ASSIGNMENT:
In your answer, copy every entry that follows exactly.

EXERCISE INPUTS:
__________

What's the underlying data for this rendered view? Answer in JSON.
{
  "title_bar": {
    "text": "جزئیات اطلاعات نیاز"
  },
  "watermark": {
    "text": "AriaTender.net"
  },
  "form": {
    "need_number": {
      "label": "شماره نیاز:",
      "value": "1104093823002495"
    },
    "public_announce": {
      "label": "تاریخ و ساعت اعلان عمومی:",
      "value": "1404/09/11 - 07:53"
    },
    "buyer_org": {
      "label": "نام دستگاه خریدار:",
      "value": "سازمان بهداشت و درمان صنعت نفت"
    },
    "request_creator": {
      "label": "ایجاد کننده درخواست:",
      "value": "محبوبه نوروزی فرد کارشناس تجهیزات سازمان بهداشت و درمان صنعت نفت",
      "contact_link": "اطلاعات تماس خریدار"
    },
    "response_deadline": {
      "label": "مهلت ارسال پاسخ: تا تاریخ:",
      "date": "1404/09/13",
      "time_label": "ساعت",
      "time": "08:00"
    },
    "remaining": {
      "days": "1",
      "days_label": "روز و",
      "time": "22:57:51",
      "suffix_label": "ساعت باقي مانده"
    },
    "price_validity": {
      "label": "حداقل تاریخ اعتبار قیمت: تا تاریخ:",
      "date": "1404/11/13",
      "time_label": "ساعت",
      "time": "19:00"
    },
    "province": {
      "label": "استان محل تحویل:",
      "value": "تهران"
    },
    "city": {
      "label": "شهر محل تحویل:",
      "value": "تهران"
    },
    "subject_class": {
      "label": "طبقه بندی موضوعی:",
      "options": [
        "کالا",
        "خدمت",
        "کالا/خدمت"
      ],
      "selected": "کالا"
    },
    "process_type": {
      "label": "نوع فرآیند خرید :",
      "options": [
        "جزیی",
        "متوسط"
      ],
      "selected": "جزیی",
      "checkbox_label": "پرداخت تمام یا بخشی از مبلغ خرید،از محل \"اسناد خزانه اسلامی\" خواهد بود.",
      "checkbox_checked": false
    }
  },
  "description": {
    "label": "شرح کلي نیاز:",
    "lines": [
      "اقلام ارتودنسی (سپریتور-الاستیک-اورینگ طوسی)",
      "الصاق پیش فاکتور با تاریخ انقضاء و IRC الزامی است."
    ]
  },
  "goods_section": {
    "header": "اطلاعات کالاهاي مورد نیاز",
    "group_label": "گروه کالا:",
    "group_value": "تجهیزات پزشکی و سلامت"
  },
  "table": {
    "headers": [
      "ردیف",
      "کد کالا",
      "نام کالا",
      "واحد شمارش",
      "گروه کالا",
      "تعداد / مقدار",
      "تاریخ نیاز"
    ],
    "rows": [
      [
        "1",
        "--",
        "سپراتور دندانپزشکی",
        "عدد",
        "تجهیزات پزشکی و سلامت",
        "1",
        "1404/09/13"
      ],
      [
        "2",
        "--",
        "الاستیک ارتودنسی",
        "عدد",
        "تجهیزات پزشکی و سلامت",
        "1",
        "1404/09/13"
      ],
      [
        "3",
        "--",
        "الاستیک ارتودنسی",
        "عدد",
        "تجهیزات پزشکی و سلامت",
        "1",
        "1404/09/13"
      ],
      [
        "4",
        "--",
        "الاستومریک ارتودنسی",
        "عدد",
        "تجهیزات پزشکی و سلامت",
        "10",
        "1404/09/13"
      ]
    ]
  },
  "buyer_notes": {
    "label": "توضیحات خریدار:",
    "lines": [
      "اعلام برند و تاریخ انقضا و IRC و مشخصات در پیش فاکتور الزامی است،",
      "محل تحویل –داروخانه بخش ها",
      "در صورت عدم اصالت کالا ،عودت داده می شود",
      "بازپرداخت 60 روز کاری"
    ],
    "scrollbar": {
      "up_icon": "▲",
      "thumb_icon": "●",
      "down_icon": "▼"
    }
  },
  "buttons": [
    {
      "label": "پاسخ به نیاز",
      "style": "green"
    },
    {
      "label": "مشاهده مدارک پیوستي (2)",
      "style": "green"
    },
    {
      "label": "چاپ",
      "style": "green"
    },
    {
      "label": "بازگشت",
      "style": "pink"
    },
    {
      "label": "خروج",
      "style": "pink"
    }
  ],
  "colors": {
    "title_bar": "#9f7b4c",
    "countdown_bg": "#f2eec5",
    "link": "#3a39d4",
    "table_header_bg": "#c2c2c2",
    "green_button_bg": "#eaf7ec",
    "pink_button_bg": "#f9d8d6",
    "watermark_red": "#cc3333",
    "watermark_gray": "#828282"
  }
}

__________

SOLUTION FOR THIS TASK:
What's the underlying data for this rendered view? Answer in JSON.
{
  "title_bar": {
    "text": "جزئیات اطلاعات نیاز"
  },
  "watermark": {
    "text": "AriaTender.net"
  },
  "form": {
    "need_number": {
      "label": "شماره نیاز:",
      "value": "1104093823002495"
    },
    "public_announce": {
      "label": "تاریخ و ساعت اعلان عمومی:",
      "value": "1404/09/11 - 07:53"
    },
    "buyer_org": {
      "label": "نام دستگاه خریدار:",
      "value": "سازمان بهداشت و درمان صنعت نفت"
    },
    "request_creator": {
      "label": "ایجاد کننده درخواست:",
      "value": "محبوبه نوروزی فرد کارشناس تجهیزات سازمان بهداشت و درمان صنعت نفت",
      "contact_link": "اطلاعات تماس خریدار"
    },
    "response_deadline": {
      "label": "مهلت ارسال پاسخ: تا تاریخ:",
      "date": "1404/09/13",
      "time_label": "ساعت",
      "time": "08:00"
    },
    "remaining": {
      "days": "1",
      "days_label": "روز و",
      "time": "22:57:51",
      "suffix_label": "ساعت باقي مانده"
    },
    "price_validity": {
      "label": "حداقل تاریخ اعتبار قیمت: تا تاریخ:",
      "date": "1404/11/13",
      "time_label": "ساعت",
      "time": "19:00"
    },
    "province": {
      "label": "استان محل تحویل:",
      "value": "تهران"
    },
    "city": {
      "label": "شهر محل تحویل:",
      "value": "تهران"
    },
    "subject_class": {
      "label": "طبقه بندی موضوعی:",
      "options": [
        "کالا",
        "خدمت",
        "کالا/خدمت"
      ],
      "selected": "کالا"
    },
    "process_type": {
      "label": "نوع فرآیند خرید :",
      "options": [
        "جزیی",
        "متوسط"
      ],
      "selected": "جزیی",
      "checkbox_label": "پرداخت تمام یا بخشی از مبلغ خرید،از محل \"اسناد خزانه اسلامی\" خواهد بود.",
      "checkbox_checked": false
    }
  },
  "description": {
    "label": "شرح کلي نیاز:",
    "lines": [
      "اقلام ارتودنسی (سپریتور-الاستیک-اورینگ طوسی)",
      "الصاق پیش فاکتور با تاریخ انقضاء و IRC الزامی است."
    ]
  },
  "goods_section": {
    "header": "اطلاعات کالاهاي مورد نیاز",
    "group_label": "گروه کالا:",
    "group_value": "تجهیزات پزشکی و سلامت"
  },
  "table": {
    "headers": [
      "ردیف",
      "کد کالا",
      "نام کالا",
      "واحد شمارش",
      "گروه کالا",
      "تعداد / مقدار",
      "تاریخ نیاز"
    ],
    "rows": [
      [
        "1",
        "--",
        "سپراتور دندانپزشکی",
        "عدد",
        "تجهیزات پزشکی و سلامت",
        "1",
        "1404/09/13"
      ],
      [
        "2",
        "--",
        "الاستیک ارتودنسی",
        "عدد",
        "تجهیزات پزشکی و سلامت",
        "1",
        "1404/09/13"
      ],
      [
        "3",
        "--",
        "الاستیک ارتودنسی",
        "عدد",
        "تجهیزات پزشکی و سلامت",
        "1",
        "1404/09/13"
      ],
      [
        "4",
        "--",
        "الاستومریک ارتودنسی",
        "عدد",
        "تجهیزات پزشکی و سلامت",
        "10",
        "1404/09/13"
      ]
    ]
  },
  "buyer_notes": {
    "label": "توضیحات خریدار:",
    "lines": [
      "اعلام برند و تاریخ انقضا و IRC و مشخصات در پیش فاکتور الزامی است،",
      "محل تحویل –داروخانه بخش ها",
      "در صورت عدم اصالت کالا ،عودت داده می شود",
      "بازپرداخت 60 روز کاری"
    ],
    "scrollbar": {
      "up_icon": "▲",
      "thumb_icon": "●",
      "down_icon": "▼"
    }
  },
  "buttons": [
    {
      "label": "پاسخ به نیاز",
      "style": "green"
    },
    {
      "label": "مشاهده مدارک پیوستي (2)",
      "style": "green"
    },
    {
      "label": "چاپ",
      "style": "green"
    },
    {
      "label": "بازگشت",
      "style": "pink"
    },
    {
      "label": "خروج",
      "style": "pink"
    }
  ],
  "colors": {
    "title_bar": "#9f7b4c",
    "countdown_bg": "#f2eec5",
    "link": "#3a39d4",
    "table_header_bg": "#c2c2c2",
    "green_button_bg": "#eaf7ec",
    "pink_button_bg": "#f9d8d6",
    "watermark_red": "#cc3333",
    "watermark_gray": "#828282"
  }
}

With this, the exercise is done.